■ **Task statement**
Leave the pictures aside and give back every entry below word for word.

■ **Supplied information**
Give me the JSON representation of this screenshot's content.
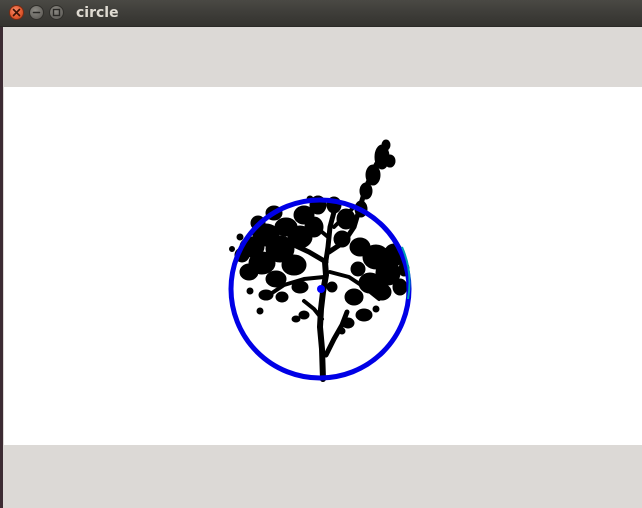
{
  "window": {
    "title": "circle",
    "buttons": {
      "close": "close-icon",
      "minimize": "minimize-icon",
      "maximize": "maximize-icon"
    }
  },
  "image": {
    "subject": "tree-silhouette",
    "circle_color": "#0000e6",
    "center_point_color": "#0000ff",
    "silhouette_color": "#000000",
    "background": "#ffffff"
  }
}
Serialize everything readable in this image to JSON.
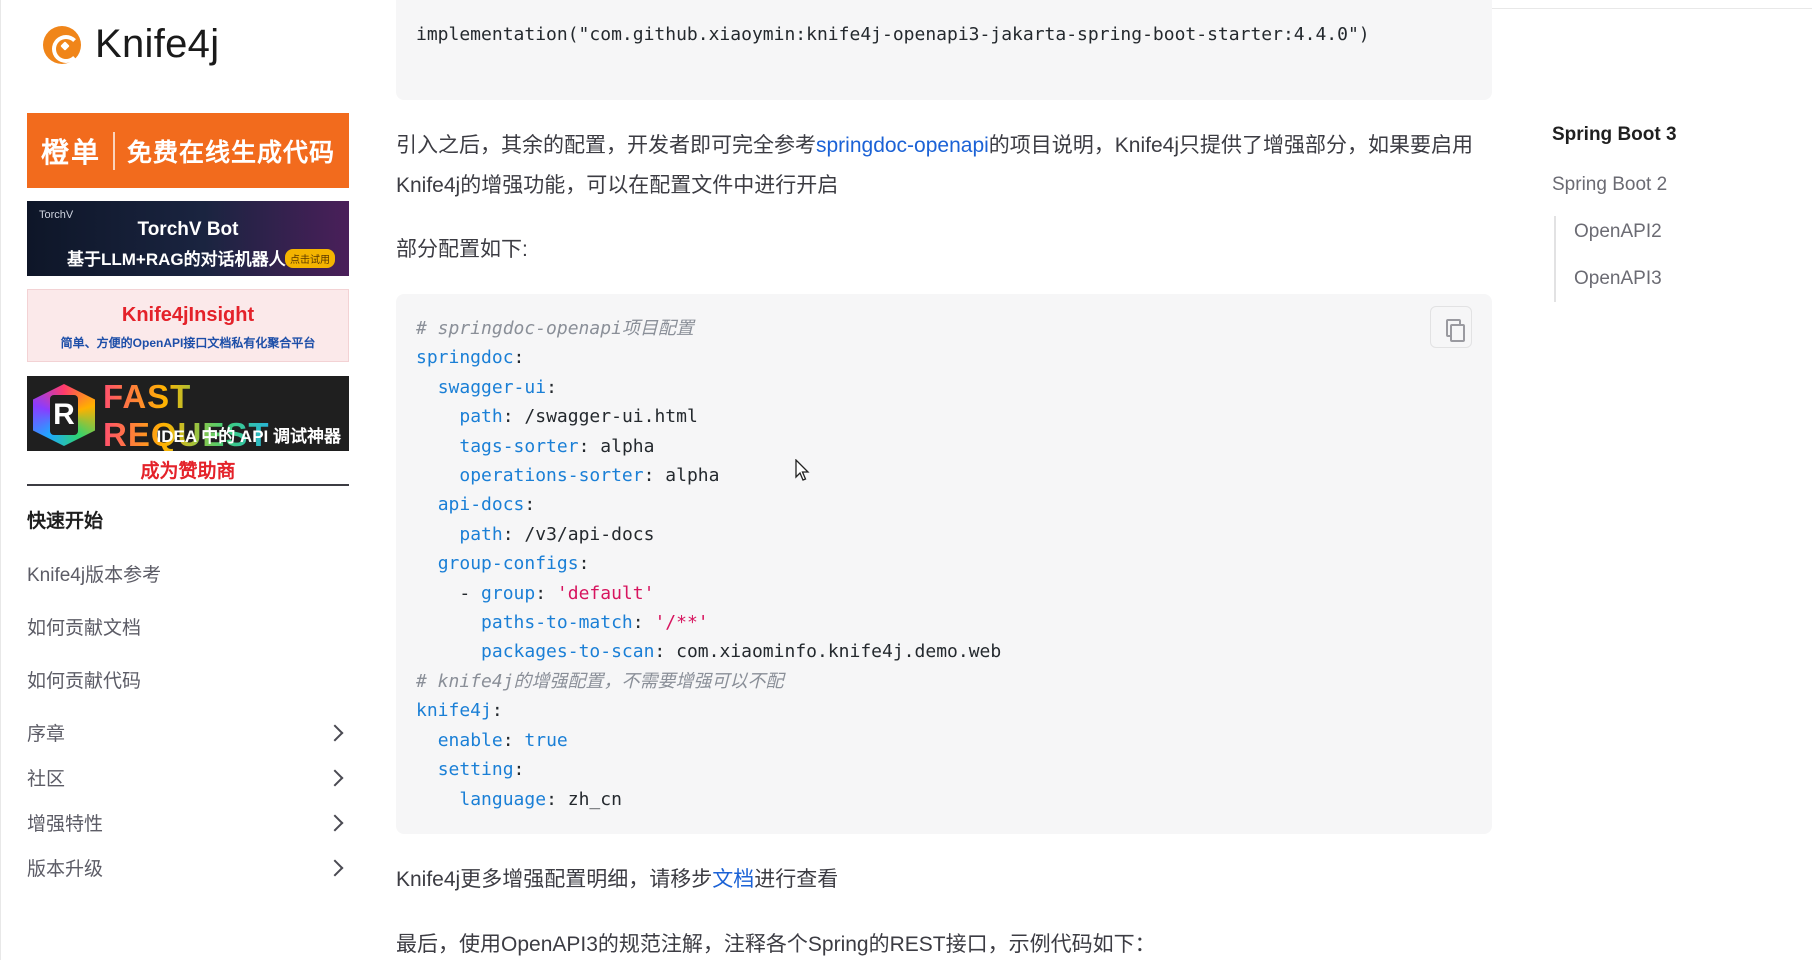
{
  "sidebar": {
    "logo_text": "Knife4j",
    "ads": {
      "orange": {
        "left": "橙单",
        "right": "免费在线生成代码"
      },
      "torch": {
        "brand": "TorchV",
        "title": "TorchV Bot",
        "subtitle": "基于LLM+RAG的对话机器人",
        "pill": "点击试用"
      },
      "insight": {
        "title": "Knife4jInsight",
        "subtitle": "简单、方便的OpenAPI接口文档私有化聚合平台"
      },
      "fast": {
        "title": "FAST REQUEST",
        "subtitle": "IDEA 中的 API 调试神器"
      }
    },
    "sponsor": "成为赞助商",
    "nav_title": "快速开始",
    "items": [
      {
        "label": "Knife4j版本参考"
      },
      {
        "label": "如何贡献文档"
      },
      {
        "label": "如何贡献代码"
      },
      {
        "label": "序章"
      },
      {
        "label": "社区"
      },
      {
        "label": "增强特性"
      },
      {
        "label": "版本升级"
      }
    ]
  },
  "main": {
    "top_code": "implementation(\"com.github.xiaoymin:knife4j-openapi3-jakarta-spring-boot-starter:4.4.0\")",
    "para1_a": "引入之后，其余的配置，开发者即可完全参考",
    "para1_link": "springdoc-openapi",
    "para1_b": "的项目说明，Knife4j只提供了增强部分，如果要启用Knife4j的增强功能，可以在配置文件中进行开启",
    "para2": "部分配置如下:",
    "para3_a": "Knife4j更多增强配置明细，请移步",
    "para3_link": "文档",
    "para3_b": "进行查看",
    "para4": "最后，使用OpenAPI3的规范注解，注释各个Spring的REST接口，示例代码如下：",
    "code": {
      "comment1": "# springdoc-openapi项目配置",
      "springdoc": "springdoc",
      "swagger_ui": "swagger-ui",
      "path": "path",
      "path_val": "/swagger-ui.html",
      "tags_sorter": "tags-sorter",
      "tags_sorter_val": "alpha",
      "operations_sorter": "operations-sorter",
      "operations_sorter_val": "alpha",
      "api_docs": "api-docs",
      "path2": "path",
      "path2_val": "/v3/api-docs",
      "group_configs": "group-configs",
      "group": "group",
      "group_val": "'default'",
      "paths_to_match": "paths-to-match",
      "paths_to_match_val": "'/**'",
      "packages_to_scan": "packages-to-scan",
      "packages_to_scan_val": "com.xiaominfo.knife4j.demo.web",
      "comment2": "# knife4j的增强配置，不需要增强可以不配",
      "knife4j": "knife4j",
      "enable": "enable",
      "enable_val": "true",
      "setting": "setting",
      "language": "language",
      "language_val": "zh_cn"
    }
  },
  "toc": {
    "active": "Spring Boot 3",
    "items": [
      "Spring Boot 2",
      "OpenAPI2",
      "OpenAPI3"
    ]
  },
  "colors": {
    "link": "#1b62d6",
    "code_key": "#1a7fd6",
    "code_string": "#d7155f",
    "code_bg": "#f6f6f7",
    "logo_orange": "#f08519"
  }
}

■ **Solved exercise**
Give me the JSON representation of this screenshot's content.
{
  "window": {
    "title": "circle",
    "buttons": {
      "close": "close-icon",
      "minimize": "minimize-icon",
      "maximize": "maximize-icon"
    }
  },
  "image": {
    "subject": "tree-silhouette",
    "circle_color": "#0000e6",
    "center_point_color": "#0000ff",
    "silhouette_color": "#000000",
    "background": "#ffffff"
  }
}
Serialize everything readable in this image to JSON.
{
  "sidebar": {
    "logo_text": "Knife4j",
    "ads": {
      "orange": {
        "left": "橙单",
        "right": "免费在线生成代码"
      },
      "torch": {
        "brand": "TorchV",
        "title": "TorchV Bot",
        "subtitle": "基于LLM+RAG的对话机器人",
        "pill": "点击试用"
      },
      "insight": {
        "title": "Knife4jInsight",
        "subtitle": "简单、方便的OpenAPI接口文档私有化聚合平台"
      },
      "fast": {
        "title": "FAST REQUEST",
        "subtitle": "IDEA 中的 API 调试神器"
      }
    },
    "sponsor": "成为赞助商",
    "nav_title": "快速开始",
    "items": [
      {
        "label": "Knife4j版本参考"
      },
      {
        "label": "如何贡献文档"
      },
      {
        "label": "如何贡献代码"
      },
      {
        "label": "序章"
      },
      {
        "label": "社区"
      },
      {
        "label": "增强特性"
      },
      {
        "label": "版本升级"
      }
    ]
  },
  "main": {
    "top_code": "implementation(\"com.github.xiaoymin:knife4j-openapi3-jakarta-spring-boot-starter:4.4.0\")",
    "para1_a": "引入之后，其余的配置，开发者即可完全参考",
    "para1_link": "springdoc-openapi",
    "para1_b": "的项目说明，Knife4j只提供了增强部分，如果要启用Knife4j的增强功能，可以在配置文件中进行开启",
    "para2": "部分配置如下:",
    "para3_a": "Knife4j更多增强配置明细，请移步",
    "para3_link": "文档",
    "para3_b": "进行查看",
    "para4": "最后，使用OpenAPI3的规范注解，注释各个Spring的REST接口，示例代码如下：",
    "code": {
      "comment1": "# springdoc-openapi项目配置",
      "springdoc": "springdoc",
      "swagger_ui": "swagger-ui",
      "path": "path",
      "path_val": "/swagger-ui.html",
      "tags_sorter": "tags-sorter",
      "tags_sorter_val": "alpha",
      "operations_sorter": "operations-sorter",
      "operations_sorter_val": "alpha",
      "api_docs": "api-docs",
      "path2": "path",
      "path2_val": "/v3/api-docs",
      "group_configs": "group-configs",
      "group": "group",
      "group_val": "'default'",
      "paths_to_match": "paths-to-match",
      "paths_to_match_val": "'/**'",
      "packages_to_scan": "packages-to-scan",
      "packages_to_scan_val": "com.xiaominfo.knife4j.demo.web",
      "comment2": "# knife4j的增强配置，不需要增强可以不配",
      "knife4j": "knife4j",
      "enable": "enable",
      "enable_val": "true",
      "setting": "setting",
      "language": "language",
      "language_val": "zh_cn"
    }
  },
  "toc": {
    "active": "Spring Boot 3",
    "items": [
      "Spring Boot 2",
      "OpenAPI2",
      "OpenAPI3"
    ]
  },
  "colors": {
    "link": "#1b62d6",
    "code_key": "#1a7fd6",
    "code_string": "#d7155f",
    "code_bg": "#f6f6f7",
    "logo_orange": "#f08519"
  }
}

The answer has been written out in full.